(Recorded data)

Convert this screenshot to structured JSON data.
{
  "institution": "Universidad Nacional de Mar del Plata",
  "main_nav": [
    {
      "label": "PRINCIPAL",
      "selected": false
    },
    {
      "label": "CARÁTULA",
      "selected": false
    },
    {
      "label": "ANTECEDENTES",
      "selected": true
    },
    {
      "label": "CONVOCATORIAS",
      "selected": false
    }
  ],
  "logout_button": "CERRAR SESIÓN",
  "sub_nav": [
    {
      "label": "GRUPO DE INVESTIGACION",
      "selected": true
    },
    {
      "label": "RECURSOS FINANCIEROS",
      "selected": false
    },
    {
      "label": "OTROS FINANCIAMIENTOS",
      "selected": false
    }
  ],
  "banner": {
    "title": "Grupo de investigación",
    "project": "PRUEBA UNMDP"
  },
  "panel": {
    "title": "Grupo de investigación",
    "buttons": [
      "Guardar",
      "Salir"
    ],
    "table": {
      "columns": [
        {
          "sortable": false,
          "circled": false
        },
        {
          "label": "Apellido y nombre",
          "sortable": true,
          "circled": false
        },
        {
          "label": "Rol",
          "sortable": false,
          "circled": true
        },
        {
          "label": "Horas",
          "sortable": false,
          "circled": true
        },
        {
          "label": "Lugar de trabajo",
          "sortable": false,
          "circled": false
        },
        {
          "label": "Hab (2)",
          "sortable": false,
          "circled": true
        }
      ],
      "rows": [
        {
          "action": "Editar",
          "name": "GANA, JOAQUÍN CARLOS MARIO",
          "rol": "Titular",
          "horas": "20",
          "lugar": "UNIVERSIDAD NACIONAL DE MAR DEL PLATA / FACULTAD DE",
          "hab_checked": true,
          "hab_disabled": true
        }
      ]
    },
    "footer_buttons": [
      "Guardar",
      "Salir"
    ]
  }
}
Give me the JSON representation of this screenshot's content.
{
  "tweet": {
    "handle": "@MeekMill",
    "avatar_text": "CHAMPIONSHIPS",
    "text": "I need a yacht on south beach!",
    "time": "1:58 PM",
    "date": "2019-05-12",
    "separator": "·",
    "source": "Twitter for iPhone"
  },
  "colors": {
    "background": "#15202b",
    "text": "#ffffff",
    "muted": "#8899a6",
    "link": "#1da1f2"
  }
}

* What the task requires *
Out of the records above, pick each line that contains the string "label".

* Result of this task *
      "label": "PRINCIPAL",
      "label": "CARÁTULA",
      "label": "ANTECEDENTES",
      "label": "CONVOCATORIAS",
      "label": "GRUPO DE INVESTIGACION",
      "label": "RECURSOS FINANCIEROS",
      "label": "OTROS FINANCIAMIENTOS",
          "label": "Apellido y nombre",
          "label": "Rol",
          "label": "Horas",
          "label": "Lugar de trabajo",
          "label": "Hab (2)",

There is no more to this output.